Advertisement
YOU ARE HERE: LAT HomeCollectionsJack R Urich
IN THE NEWS

Jack R Urich

FEATURED ARTICLES
BUSINESS
February 25, 1987 | BILL SING, Times Staff Writer
Controversial Whittier oil millionaire Jack R. Urich was acquitted Tuesday of all charges that he participated in a multimillion-dollar check-kiting scheme that resulted in the collapse of a Nevada bank and involved other giant banks in California and elsewhere. Urich, president and chief executive of UCO Inc., an oil, construction and shipping concern, was found not guilty by a jury in U.S. District Court in Las Vegas on 27 counts of wire fraud and one count of conspiracy.
ARTICLES BY DATE
Advertisement
BUSINESS
June 9, 1988 | DENISE GELLENE, Times Staff Writer
The former chairman of Family Savings & Loan, the nation's second-largest black-owned thrift, has relinquished control of his Family Savings stock amid a federal probe into fraud at the institution. Oliver A. Trigg Jr., the 37-year-old real estate investor who bought control of Family Savings last July, turned control of his shares over to a voting trust under pressure from federal thrift regulators, it was learned Wednesday.
BUSINESS

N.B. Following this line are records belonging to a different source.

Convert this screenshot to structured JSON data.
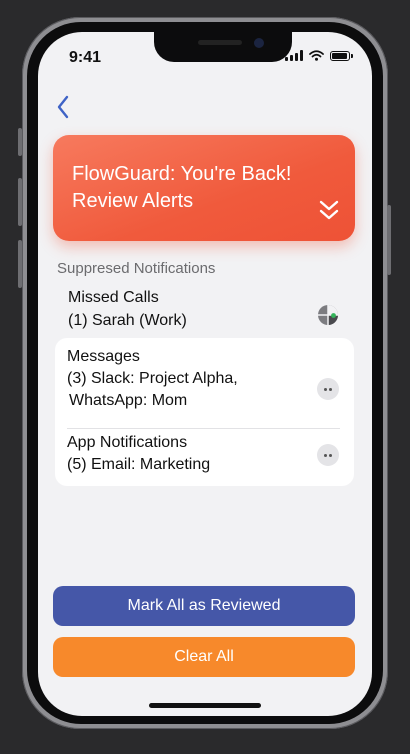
{
  "status_bar": {
    "time": "9:41"
  },
  "banner": {
    "title": "FlowGuard: You're Back! Review Alerts",
    "icon": "chevron-double-down-icon",
    "color": "#f05a3c"
  },
  "section": {
    "label": "Suppresed Notifications"
  },
  "missed_calls": {
    "title": "Missed Calls",
    "detail": "(1) Sarah (Work)",
    "icon": "pie-chart-icon"
  },
  "messages": {
    "title": "Messages",
    "detail_line1": "(3) Slack: Project Alpha,",
    "detail_line2": "WhatsApp: Mom",
    "icon": "more-icon"
  },
  "app_notifications": {
    "title": "App Notifications",
    "detail": "(5) Email: Marketing",
    "icon": "more-icon"
  },
  "actions": {
    "mark_all_label": "Mark All as Reviewed",
    "mark_all_color": "#4557a8",
    "clear_all_label": "Clear All",
    "clear_all_color": "#f7892b"
  }
}
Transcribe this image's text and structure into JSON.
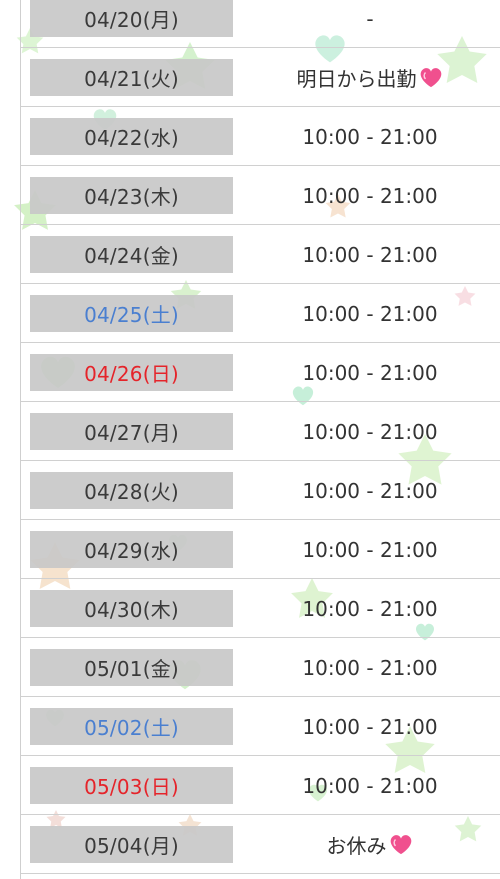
{
  "schedule": {
    "rows": [
      {
        "date": "04/20(月)",
        "day_type": "weekday",
        "hours": "-",
        "has_heart": false
      },
      {
        "date": "04/21(火)",
        "day_type": "weekday",
        "hours": "明日から出勤",
        "has_heart": true
      },
      {
        "date": "04/22(水)",
        "day_type": "weekday",
        "hours": "10:00 - 21:00",
        "has_heart": false
      },
      {
        "date": "04/23(木)",
        "day_type": "weekday",
        "hours": "10:00 - 21:00",
        "has_heart": false
      },
      {
        "date": "04/24(金)",
        "day_type": "weekday",
        "hours": "10:00 - 21:00",
        "has_heart": false
      },
      {
        "date": "04/25(土)",
        "day_type": "saturday",
        "hours": "10:00 - 21:00",
        "has_heart": false
      },
      {
        "date": "04/26(日)",
        "day_type": "sunday",
        "hours": "10:00 - 21:00",
        "has_heart": false
      },
      {
        "date": "04/27(月)",
        "day_type": "weekday",
        "hours": "10:00 - 21:00",
        "has_heart": false
      },
      {
        "date": "04/28(火)",
        "day_type": "weekday",
        "hours": "10:00 - 21:00",
        "has_heart": false
      },
      {
        "date": "04/29(水)",
        "day_type": "weekday",
        "hours": "10:00 - 21:00",
        "has_heart": false
      },
      {
        "date": "04/30(木)",
        "day_type": "weekday",
        "hours": "10:00 - 21:00",
        "has_heart": false
      },
      {
        "date": "05/01(金)",
        "day_type": "weekday",
        "hours": "10:00 - 21:00",
        "has_heart": false
      },
      {
        "date": "05/02(土)",
        "day_type": "saturday",
        "hours": "10:00 - 21:00",
        "has_heart": false
      },
      {
        "date": "05/03(日)",
        "day_type": "sunday",
        "hours": "10:00 - 21:00",
        "has_heart": false
      },
      {
        "date": "05/04(月)",
        "day_type": "weekday",
        "hours": "お休み",
        "has_heart": true
      }
    ]
  },
  "colors": {
    "saturday": "#4a7fd0",
    "sunday": "#e5242a",
    "weekday": "#3a3a3a",
    "date_cell_bg": "#c8c8c8",
    "heart": "#f0508e"
  },
  "icons": {
    "heart": "pink-heart-icon",
    "decoration": "pastel-star-and-heart-icons"
  }
}
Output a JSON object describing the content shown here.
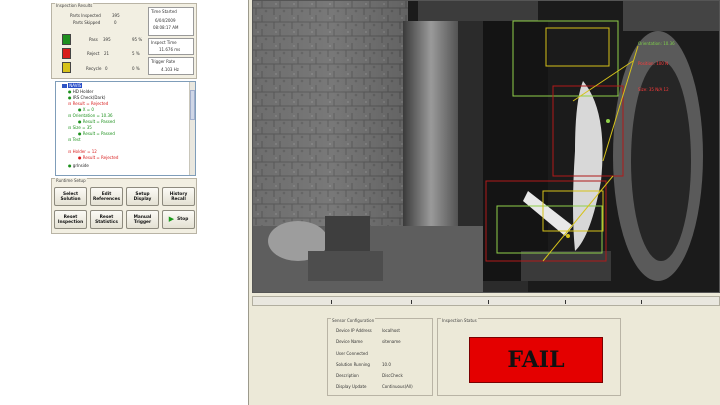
{
  "inspection_results": {
    "title": "Inspection Results",
    "parts_inspected_label": "Parts Inspected",
    "parts_inspected_value": "395",
    "parts_skipped_label": "Parts Skipped",
    "parts_skipped_value": "0",
    "rows": [
      {
        "label": "Pass",
        "count": "395",
        "pct": "95 %",
        "color": "#1f8f1f"
      },
      {
        "label": "Reject",
        "count": "21",
        "pct": "5 %",
        "color": "#d81c1c"
      },
      {
        "label": "Recycle",
        "count": "0",
        "pct": "0 %",
        "color": "#d6c21a"
      }
    ],
    "time_started_label": "Time Started",
    "time_started_date": "6/04/2009",
    "time_started_time": "08:08:17 AM",
    "inspect_time_label": "Inspect Time",
    "inspect_time_value": "11.676 ms",
    "trigger_rate_label": "Trigger Rate",
    "trigger_rate_value": "4.103 Hz"
  },
  "tree": {
    "items": [
      {
        "text": "NAVIS",
        "color": "#1a1acc",
        "selected": true
      },
      {
        "text": "HD Holder",
        "color": "#1a1a1a"
      },
      {
        "text": "IRS Check(Dark)",
        "color": "#1a1a1a"
      },
      {
        "text": "Result = Rejected",
        "color": "#d81c1c"
      },
      {
        "text": "X = 0",
        "color": "#1a8f1a"
      },
      {
        "text": "Orientation = 10.36",
        "color": "#1a8f1a"
      },
      {
        "text": "Result = Passed",
        "color": "#1a8f1a"
      },
      {
        "text": "Size = 35",
        "color": "#1a8f1a"
      },
      {
        "text": "Result = Passed",
        "color": "#1a8f1a"
      },
      {
        "text": "Test",
        "color": "#1a8f1a"
      },
      {
        "text": "Holder = 12",
        "color": "#d81c1c"
      },
      {
        "text": "Result = Rejected",
        "color": "#d81c1c"
      },
      {
        "text": "grInside",
        "color": "#1a1a1a"
      }
    ]
  },
  "runtime": {
    "title": "Runtime Setup",
    "buttons": [
      {
        "id": "select-solution",
        "label": "Select\nSolution"
      },
      {
        "id": "edit-references",
        "label": "Edit\nReferences"
      },
      {
        "id": "setup-display",
        "label": "Setup\nDisplay"
      },
      {
        "id": "history-recall",
        "label": "History\nRecall"
      },
      {
        "id": "reset-inspection",
        "label": "Reset\nInspection"
      },
      {
        "id": "reset-statistics",
        "label": "Reset\nStatistics"
      },
      {
        "id": "manual-trigger",
        "label": "Manual\nTrigger"
      },
      {
        "id": "stop",
        "label": "Stop"
      }
    ]
  },
  "overlay": {
    "labels": [
      {
        "text": "Orientation: 10.36",
        "color": "#7fd14a"
      },
      {
        "text": "Position: 100 N",
        "color": "#ff3a3a"
      },
      {
        "text": "Size: 35 N/A 12",
        "color": "#ff3a3a"
      }
    ]
  },
  "sensor_config": {
    "title": "Sensor Configuration",
    "rows": [
      {
        "label": "Device IP Address",
        "value": "localhost"
      },
      {
        "label": "Device Name",
        "value": "sitename"
      },
      {
        "label": "User Connected",
        "value": ""
      },
      {
        "label": "Solution Running",
        "value": "10.0"
      },
      {
        "label": "Description",
        "value": "DiscCheck"
      },
      {
        "label": "Display Update",
        "value": "Continuous(All)"
      }
    ]
  },
  "inspection_status": {
    "title": "Inspection Status",
    "result": "FAIL",
    "result_color": "#e40000"
  }
}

November 13, 1985 | AL DELUGACH, Times Staff Writer
A federal grand jury in Las Vegas has accused controversial Whittier oil millionaire Jack R. Urich and six other men of fraudulently juggling millions of dollars among commercial accounts in a dozen banks here and in Hawaii, Canada and Mexico in an elaborate check-kiting scheme. The 52-count indictment alleged that the seven conspired with the late Joseph V. Agosto, a reputed organized crime figure, to carry out the scheme. The charges came after a 2 1/2-year FBI investigation.
BUSINESS
September 14, 1990 | DENISE GELLENE and GEORGE WHITE, TIMES STAFF WRITERS
A federal grand jury Thursday indicted Los Angeles businessman Oliver A. Trigg Jr. on charges that he masterminded an elaborate scheme to buy Family Federal Savings Bank--one of the nation's largest black-owned thrifts--with its own money. Though the use of a dummy company and a straw purchaser, the indictment alleged, Trigg sold land to the Los Angeles-based thrift--then known as Family Savings & Loan--for a whopping $2.7-million profit. Trigg used $1.
BUSINESS
October 6, 1987 | DENISE GELLENE, Times Staff Writer
Oliver A. Trigg Jr. was on the Hawaiian island of Maui on Aug. 4, savoring the greatest coup of his short career: his $1.24-million takeover of Family Savings & Loan, the nation's fourth-largest black-owned thrift. As Trigg celebrated his success, events 2,675 miles away in Los Angeles cast a shadow over his day in the sun.
Los Angeles Times Articles
|